In the 1980s, a larger 100 cc GN-5 engine model was introduced especially for Asian markets. The newer 100 cc model branched off from the Honda Cub model design, with new features such as a telescopic front suspension to replace the older leading link suspension, and a more efficient 4-speed transmission to replace the older 3-speed transmission used in Honda Cubs. These changes were not incorporated into the Honda Cub line-up, not interfering with the timeless and dependable design of the Cub, but rather, were integrated into new models such as Honda Dream in Thailand and Honda EX5 in Malaysia. These bikes were never intended to compete or replace the Cub in the very strong Japanese domestic market, but were more suited for the lucrative Asian export market.

In the late 1990s, Honda introduced their newer NF series motorcycles, known as Honda Wave series which use steel tube frames, front disk brake and plastic cover sets in various displacement options: 100 cc, 110 cc and 125 cc. Though not Cubs, these bikes sold consistently well particularly in European countries, where the production of Honda Cub models had been previously discontinued. However, the production of Honda Cubs in Asia, Africa and South America still continues today even though the newer Honda Wave Series and other designs have been introduced alongside the Cub.

In Japan, where some of the world's most discerning and demanding customers reside, the Super Cub is stronger than ever. Sales of Honda Super Cubs are thriving and continue to grow with the 50 cc models leading the way, promising a long future for the versatile and timeless motorbike. The introduction of more options on existing bikes, more accessories available, and a new model, the Super Cub "Street" testify to the staying power of the Cub and ongoing love affair the Japanese have with their home-grown design.

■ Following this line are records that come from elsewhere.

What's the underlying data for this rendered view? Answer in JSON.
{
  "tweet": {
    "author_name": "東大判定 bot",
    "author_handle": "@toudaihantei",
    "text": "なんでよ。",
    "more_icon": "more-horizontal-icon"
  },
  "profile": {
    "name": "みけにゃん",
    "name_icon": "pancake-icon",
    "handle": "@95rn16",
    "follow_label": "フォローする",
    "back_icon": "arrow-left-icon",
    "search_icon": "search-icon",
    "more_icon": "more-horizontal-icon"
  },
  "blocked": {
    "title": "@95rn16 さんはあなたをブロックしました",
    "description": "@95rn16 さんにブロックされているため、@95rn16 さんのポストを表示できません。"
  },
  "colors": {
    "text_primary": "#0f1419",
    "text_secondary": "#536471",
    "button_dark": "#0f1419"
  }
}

Honda will continue to offer the latest innovations in their bike line-up, but will wisely, it seems, not interfere with the unquestionably simple and successful design of the classic Cub.